The government’s continued dependence on donors to finance its budget, its failure to implement fully the year 2011/12 budget and high recurrent expenditure in the forthcoming budget look to be major sources of heated debate when parliamentarians start discussing the 2012/13 budget next week.
Most legislators have expressed eagerness to contribute to the debate, slated for June 18 through June 21 as some began registering their names even before the budget was tabled in the National Assembly on Thursday.
A number of legislators who spoke to The Guardian shortly after Minister for Finance and Economic Affairs Dr. William Mgimwa had read the budget speech expressed their dissatisfaction with several areas in which, they said, the government had failed to show due seriousness and commitment in the public interest.
Moses Machali, MP for Kasulu Urban (NCCR-Mageuzi) said the budget was not realistic, adding that he did not expect anything new in the presented budget estimates as they were simply full of figures as in past budgets.
“I doubt the government’s commitment and seriousness to implement this budget. Look at what happened to the 2011/12 budget. Most local governments received less than 30 per cent of the funds which were allocated to development projects. How can they implement the lined up projects without money?” Machali queried.
“A clear example is the Ministry of Transport which received only 46.5 per cent of the total funds budgeted for various activities. Does the government honestly expect the ministry to operate efficiently? It is impossible, and we will tell them next week that it is time they walked the talk instead of presenting figures which have proved to be unrealistic almost every year,” he added.
Machali noted further that while it was almost every ministry’s outcry about receiving less allotted funds, it was a contradiction to hear Minister of State in the President’s Office (Social Relations and Co-ordination) Stephen Wassira claim that by April 2012 development partners had fulfilled their financial commitments by 84 per cent and domestic revenue collection stood at 104 per cent.
Wassira was presenting to the House the state of the country’s economy for the year 2011/12 and the national development plan for 2012/13 on Thursday morning.

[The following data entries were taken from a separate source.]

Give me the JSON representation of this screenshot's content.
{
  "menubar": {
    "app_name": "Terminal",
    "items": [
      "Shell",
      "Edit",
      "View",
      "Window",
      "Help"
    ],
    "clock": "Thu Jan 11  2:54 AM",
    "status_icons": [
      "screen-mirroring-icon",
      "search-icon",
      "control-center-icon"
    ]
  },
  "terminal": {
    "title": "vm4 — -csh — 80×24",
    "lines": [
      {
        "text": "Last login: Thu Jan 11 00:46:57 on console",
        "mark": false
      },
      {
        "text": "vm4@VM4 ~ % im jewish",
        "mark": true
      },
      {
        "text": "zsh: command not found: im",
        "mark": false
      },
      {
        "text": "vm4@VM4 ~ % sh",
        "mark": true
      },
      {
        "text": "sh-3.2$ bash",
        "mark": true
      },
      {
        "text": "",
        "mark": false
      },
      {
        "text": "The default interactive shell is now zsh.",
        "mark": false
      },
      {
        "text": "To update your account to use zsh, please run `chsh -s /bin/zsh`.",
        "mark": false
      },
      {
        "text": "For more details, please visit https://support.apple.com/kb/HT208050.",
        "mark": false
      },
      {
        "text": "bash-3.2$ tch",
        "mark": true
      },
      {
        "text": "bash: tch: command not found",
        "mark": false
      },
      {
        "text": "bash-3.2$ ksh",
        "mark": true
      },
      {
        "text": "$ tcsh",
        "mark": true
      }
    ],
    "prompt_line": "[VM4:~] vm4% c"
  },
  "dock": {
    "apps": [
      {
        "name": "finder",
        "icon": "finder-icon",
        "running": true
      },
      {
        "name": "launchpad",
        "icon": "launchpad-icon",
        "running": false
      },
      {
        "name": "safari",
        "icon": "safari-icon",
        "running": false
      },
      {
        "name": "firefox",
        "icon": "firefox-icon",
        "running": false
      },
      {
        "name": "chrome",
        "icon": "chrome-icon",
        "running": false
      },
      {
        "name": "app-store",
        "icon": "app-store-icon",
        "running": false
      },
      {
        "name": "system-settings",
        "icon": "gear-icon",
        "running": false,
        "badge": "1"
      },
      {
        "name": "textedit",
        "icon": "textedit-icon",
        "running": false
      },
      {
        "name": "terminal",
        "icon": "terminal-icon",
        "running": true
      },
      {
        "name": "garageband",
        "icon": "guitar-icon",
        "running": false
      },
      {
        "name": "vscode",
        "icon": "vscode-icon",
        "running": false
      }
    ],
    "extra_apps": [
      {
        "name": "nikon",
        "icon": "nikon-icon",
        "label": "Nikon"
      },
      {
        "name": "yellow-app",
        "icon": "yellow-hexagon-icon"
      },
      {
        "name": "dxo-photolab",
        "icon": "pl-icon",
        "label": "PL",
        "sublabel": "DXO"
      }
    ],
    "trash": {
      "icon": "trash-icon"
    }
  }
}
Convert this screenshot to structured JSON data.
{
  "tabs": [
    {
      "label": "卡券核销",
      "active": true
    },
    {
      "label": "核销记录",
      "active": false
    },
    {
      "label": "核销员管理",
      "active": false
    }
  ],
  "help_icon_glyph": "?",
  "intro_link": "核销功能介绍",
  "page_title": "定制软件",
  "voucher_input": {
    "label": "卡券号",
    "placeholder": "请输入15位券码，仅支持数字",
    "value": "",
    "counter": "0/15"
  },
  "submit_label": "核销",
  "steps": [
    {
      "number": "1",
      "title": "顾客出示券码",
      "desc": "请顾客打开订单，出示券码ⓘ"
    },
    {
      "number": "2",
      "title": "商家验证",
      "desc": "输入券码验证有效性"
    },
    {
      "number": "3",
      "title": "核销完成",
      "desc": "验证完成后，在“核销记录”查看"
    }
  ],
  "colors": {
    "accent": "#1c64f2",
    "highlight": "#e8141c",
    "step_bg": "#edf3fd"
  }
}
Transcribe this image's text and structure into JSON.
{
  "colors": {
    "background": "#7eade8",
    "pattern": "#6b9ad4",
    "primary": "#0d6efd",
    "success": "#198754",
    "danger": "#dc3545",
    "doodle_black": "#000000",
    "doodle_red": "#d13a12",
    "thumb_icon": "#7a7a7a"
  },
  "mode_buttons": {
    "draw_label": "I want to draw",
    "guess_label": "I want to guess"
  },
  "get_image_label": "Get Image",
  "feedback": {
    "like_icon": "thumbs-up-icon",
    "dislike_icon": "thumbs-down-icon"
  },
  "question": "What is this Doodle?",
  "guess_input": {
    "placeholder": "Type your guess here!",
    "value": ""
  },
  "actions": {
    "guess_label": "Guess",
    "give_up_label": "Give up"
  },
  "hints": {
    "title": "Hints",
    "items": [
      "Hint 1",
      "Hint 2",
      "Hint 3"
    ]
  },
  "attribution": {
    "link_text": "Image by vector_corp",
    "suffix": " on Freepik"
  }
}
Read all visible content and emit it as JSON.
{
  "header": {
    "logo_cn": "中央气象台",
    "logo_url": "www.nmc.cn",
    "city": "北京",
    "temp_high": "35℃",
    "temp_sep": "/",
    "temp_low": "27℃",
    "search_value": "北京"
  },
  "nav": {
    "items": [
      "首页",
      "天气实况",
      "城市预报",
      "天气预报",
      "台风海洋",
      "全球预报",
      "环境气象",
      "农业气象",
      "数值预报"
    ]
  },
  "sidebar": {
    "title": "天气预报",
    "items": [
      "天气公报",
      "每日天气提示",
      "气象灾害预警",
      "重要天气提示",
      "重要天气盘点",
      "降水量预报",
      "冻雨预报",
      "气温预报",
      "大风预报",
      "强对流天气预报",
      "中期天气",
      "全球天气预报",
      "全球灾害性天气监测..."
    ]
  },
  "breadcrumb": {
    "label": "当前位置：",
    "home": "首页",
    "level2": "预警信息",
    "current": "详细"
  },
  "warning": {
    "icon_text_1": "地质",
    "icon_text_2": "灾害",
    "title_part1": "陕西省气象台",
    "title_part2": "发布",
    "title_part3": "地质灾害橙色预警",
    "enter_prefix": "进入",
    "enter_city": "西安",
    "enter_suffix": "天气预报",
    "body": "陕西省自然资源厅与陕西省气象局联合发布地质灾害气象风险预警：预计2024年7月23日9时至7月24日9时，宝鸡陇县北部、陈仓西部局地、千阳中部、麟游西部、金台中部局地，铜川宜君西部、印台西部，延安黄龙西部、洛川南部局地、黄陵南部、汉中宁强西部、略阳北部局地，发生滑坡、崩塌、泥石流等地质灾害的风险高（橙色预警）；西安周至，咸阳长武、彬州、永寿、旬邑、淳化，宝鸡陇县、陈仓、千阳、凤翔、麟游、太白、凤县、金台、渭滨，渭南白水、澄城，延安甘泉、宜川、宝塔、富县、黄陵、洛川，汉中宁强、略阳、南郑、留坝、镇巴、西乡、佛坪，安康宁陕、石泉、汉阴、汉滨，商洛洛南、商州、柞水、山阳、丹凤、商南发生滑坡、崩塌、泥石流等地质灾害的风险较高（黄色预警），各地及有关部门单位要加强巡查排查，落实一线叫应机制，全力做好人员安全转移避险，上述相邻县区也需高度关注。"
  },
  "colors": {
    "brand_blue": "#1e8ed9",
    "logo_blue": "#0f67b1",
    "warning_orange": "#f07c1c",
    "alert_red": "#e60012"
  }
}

Bariadi East lawmaker Andrew Chenge (CCM), who also serves as chairman of the Parliamentary Committee on Finance and Economy, said the difference between the funds allocated to recurrent and development expenditures was unacceptable.
“We discussed this matter exhaustively at the committee level and our position was that the budget for development expenditure be raised to 35 per cent from the proposed 30 per cent.
“This could be done by cutting on recurrent expenditure from 70 per cent to 65 per cent, but finally we resolved to give the new Finance minister the benefit of the doubt and hence accorded him the opportunity to prepare a better budget for next year (2013/14)” affirmed Chenge.
Finance minister Mgimwa has been in office for less that 45 days as he was appointed on May 4 when President Jakaya Kikwete announced a new cabinet line-up, sacking 6 cabinet ministers and two deputies due to various shortcomings, including poor office management and malpractices.
Chenge added that it was the government’s duty to gradually wean itself from donor dependence, adding that although it could not be done overnight it looked like the government was not making enough effort to do so.
Kilwa legislator Murtaza Mangungu (CCM) said there were some measures which were welcome, but expressed skepticism about the implementation of the budget.
“It is good that the government has seen the importance of reducing taxes on capital goods but I am not pleased by its continued dependence on donor funds. We have to find a way of gradually reducing this dependence with a view to eliminating it altogether. You can not be proud of depending on other nations to fund your development programmes year in, year out,” noted Mangungu.
For his part, Korogwe Urban MP Yusuph Nassir (CCM) criticised the restriction imposed on the importation of used vehicles based on the year of manufacturing, saying the move defeated the proposed reduction of taxes on gas-powered equipment and accessories.
“While we hail the reduction of taxes on gas-powered equipment, why, in the same breath, limit the importation of used vehicles to eight years since their manufacture ostensibly to avoid environmental degradation while we encourage usage of gas-powered vehicles. Why then restrict the importation of used vehicles when an alternative source of clean energy - gas – is available?” Nassir wondered.
He said he would raise his voice on the floor of the House when debating the budget estimates to ensure the proposed limitation on used vehicles was reviewed.
The budget for the financial year 2012/13 shows that the government plans to use Sh15.1 trillion, of which Sh 10.591 trillion is for recurrent expenditure and Sh 4.527 trillion is for development expenditure.
The government plans to collect Sh 8.070 trillion through taxes and Sh 644,582 billion through non-tax revenue.
Other sources are local government authorities’ own sources (Sh 362,206 billion), general budget support (Sh 842,487 billion), foreign loans and grants (Sh 2,314,231 billion), domestic borrowing (Sh 1,631,957 billion) and non-concessionary borrowing (Sh 1,254,092).